Weave merging and handling "interesting" history

One of the great things about having a large project like MySQL using your software is that they push and stretch you in ways that you haven't necessarily encountered before. Specifically, their branch workflow looks a bit like a pile of spaghetti. With several long-term maintenance branches, team branches based off of that, and individual developer branches based off of that. Patches have a tendency to travel in unexpected ways (you may go user => team => release 1 => release 2, or you might go release 1 => team => team-2 => release 2, etc). They also are very fond of 'null merging' patches that aren't relevant to the next release. They merge the change and revert the text changes and commit.

Bazaar supports all of this, but it exposes weaknesses in simple 3-way merge logic. Because patches don't flow in anything considered orderly, you don't have the opportunity to select a "clean" base very often. Bazaar has long had an option for doing a "--weave" merge. It didn't receive much attention for a while, and had become rather slow. It turned out to be a good fit for MySQL's workflow, so John has spent a bit of time recently to make the functionality efficient and correct in some specific edge cases. Expect the improvements to show up in the next release.

Thursday, July 3, 2008

This Week in Bazaar

This is the 9th in a series of posts about current topics in the development world of the Bazaar distributed version control system. The series is co-authored by John Arbash Meinel, one of the primary developers on Bazaar, and Elliot Murphy, unlicensed health professional. This week we are joined by Paul Hummer, who works on integrating Bazaar into Launchpad.

How to integrate bzr into your build and release process

Once you are happily using bzr on your project, the next step is some basic integration into your build process. A common desire is getting revision number to store during build process, so that you can tell what revision your program was built with. This is easy to do with 'bzr revno', which prints the current revision number. Thats not very exciting though.

There is a much more sophisticated command in bzr called version-info. For example, running:
 bzr version-info --custom \
--template="#define VERSION_INFO \"Project 1.2.3 (r{revno})\"\n"

Will produce a C header file with formatted string containing the current revision number. Other supported variables in the templates are: date, build date, revno, revision id, branch nickname, and clean (which shows whether the tree contained uncommitted changes). This makes integrating into make or another build system very easy. The templates make it very easy to generate a version file for whatever language you are writing in.

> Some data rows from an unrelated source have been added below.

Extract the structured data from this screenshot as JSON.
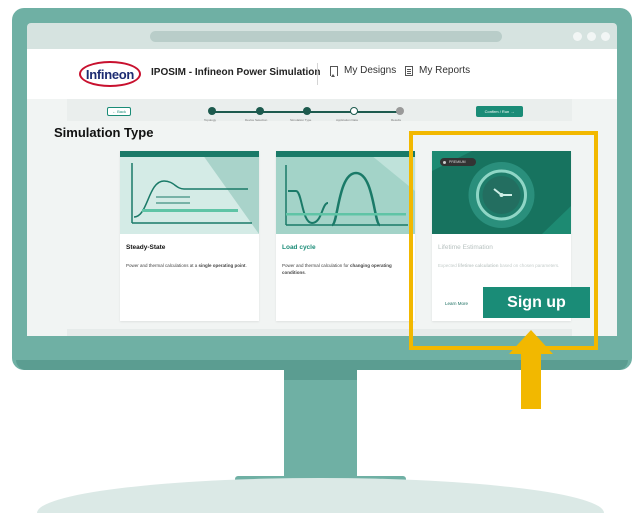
{
  "header": {
    "logo_text": "Infineon",
    "app_title": "IPOSIM - Infineon Power Simulation",
    "nav": [
      {
        "label": "My Designs",
        "icon": "bookmark-icon"
      },
      {
        "label": "My Reports",
        "icon": "report-icon"
      }
    ]
  },
  "stepper": {
    "back_label": "← Back",
    "steps": [
      "Topology",
      "Device Selection",
      "Simulation Type",
      "Application Data",
      "Results"
    ],
    "confirm_label": "Confirm / Run →"
  },
  "section_title": "Simulation Type",
  "cards": [
    {
      "title": "Steady-State",
      "desc_pre": "Power and thermal calculations at a ",
      "desc_bold": "single operating point",
      "desc_post": "."
    },
    {
      "title": "Load cycle",
      "desc_pre": "Power and thermal calculation for ",
      "desc_bold": "changing operating conditions",
      "desc_post": "."
    },
    {
      "title": "Lifetime Estimation",
      "desc_pre": "Expected ",
      "desc_bold": "lifetime calculation",
      "desc_post": " based on chosen parameters.",
      "badge": "PREMIUM",
      "learn_more": "Learn More"
    }
  ],
  "callout": {
    "signup_label": "Sign up"
  },
  "colors": {
    "accent": "#1a8c77",
    "monitor": "#6fb0a4",
    "highlight": "#f2b800"
  }
}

What else could be automated other than version info? The bzr-stats plugin has a credits command. This is useful for getting a list of contributors to fill out a credits page, easter egg, etc. Also, changelogs can be generated with the gnulog plugin.

Andrew Bennetts has been working on a new server side push hook that can be used to run tests before allowing a push to complete. Wow, this could replace PQM! Well, not quite. This is more of a poor-man's PQM. It doesn't scale as well, but would work for smaller teams that don't necessarily need PQM. Blocking push while tests are running is not a good idea if you have a very long test suite, and PQM will merge and commit, making it easier to deal with multiple people trying to merge changes at the same time. If you're working in a very small group (1-3 people) with a smaller test suite, using these hooks might be just the trick, but for a larger work group you should still set up PQM.

Right now PQM is a fair amount of work to set up, but that should be changing soon. Daniel Watkins has started work on making PQM easier to set up and use, and others have been submitting cleanup patches too.

Finally, if you are using bzr on a project that builds .deb packages, check out the builddeb plugin. It would be great to have plugins for other packaging tools as well! RPM, MSI, JAR, WAR, etc.